• WHAT THE TASK ASKS: The complete listing should be restated exactly.
::: RECORDS FOR THIS TASK :::
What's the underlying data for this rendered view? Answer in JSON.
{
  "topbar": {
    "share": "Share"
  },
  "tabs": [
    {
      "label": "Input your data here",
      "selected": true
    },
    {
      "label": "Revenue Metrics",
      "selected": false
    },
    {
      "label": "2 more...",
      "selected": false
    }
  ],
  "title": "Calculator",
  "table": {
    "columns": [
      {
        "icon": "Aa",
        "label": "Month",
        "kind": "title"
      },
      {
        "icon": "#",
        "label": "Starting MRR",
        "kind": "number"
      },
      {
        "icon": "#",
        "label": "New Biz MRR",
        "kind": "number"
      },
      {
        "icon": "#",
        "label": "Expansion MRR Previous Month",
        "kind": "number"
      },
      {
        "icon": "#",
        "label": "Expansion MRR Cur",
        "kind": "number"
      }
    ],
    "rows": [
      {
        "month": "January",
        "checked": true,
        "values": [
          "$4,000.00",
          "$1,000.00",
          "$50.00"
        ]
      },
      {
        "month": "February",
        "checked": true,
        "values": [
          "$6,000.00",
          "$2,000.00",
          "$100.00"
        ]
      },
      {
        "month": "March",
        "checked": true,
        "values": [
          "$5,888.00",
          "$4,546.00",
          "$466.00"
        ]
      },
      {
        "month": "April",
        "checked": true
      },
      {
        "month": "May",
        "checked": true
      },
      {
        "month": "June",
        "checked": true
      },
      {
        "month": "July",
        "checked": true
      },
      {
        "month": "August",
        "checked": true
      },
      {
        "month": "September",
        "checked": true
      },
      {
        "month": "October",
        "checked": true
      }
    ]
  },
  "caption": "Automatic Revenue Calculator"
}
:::
• REPLY:
What's the underlying data for this rendered view? Answer in JSON.
{
  "topbar": {
    "share": "Share"
  },
  "tabs": [
    {
      "label": "Input your data here",
      "selected": true
    },
    {
      "label": "Revenue Metrics",
      "selected": false
    },
    {
      "label": "2 more...",
      "selected": false
    }
  ],
  "title": "Calculator",
  "table": {
    "columns": [
      {
        "icon": "Aa",
        "label": "Month",
        "kind": "title"
      },
      {
        "icon": "#",
        "label": "Starting MRR",
        "kind": "number"
      },
      {
        "icon": "#",
        "label": "New Biz MRR",
        "kind": "number"
      },
      {
        "icon": "#",
        "label": "Expansion MRR Previous Month",
        "kind": "number"
      },
      {
        "icon": "#",
        "label": "Expansion MRR Cur",
        "kind": "number"
      }
    ],
    "rows": [
      {
        "month": "January",
        "checked": true,
        "values": [
          "$4,000.00",
          "$1,000.00",
          "$50.00"
        ]
      },
      {
        "month": "February",
        "checked": true,
        "values": [
          "$6,000.00",
          "$2,000.00",
          "$100.00"
        ]
      },
      {
        "month": "March",
        "checked": true,
        "values": [
          "$5,888.00",
          "$4,546.00",
          "$466.00"
        ]
      },
      {
        "month": "April",
        "checked": true
      },
      {
        "month": "May",
        "checked": true
      },
      {
        "month": "June",
        "checked": true
      },
      {
        "month": "July",
        "checked": true
      },
      {
        "month": "August",
        "checked": true
      },
      {
        "month": "September",
        "checked": true
      },
      {
        "month": "October",
        "checked": true
      }
    ]
  },
  "caption": "Automatic Revenue Calculator"
}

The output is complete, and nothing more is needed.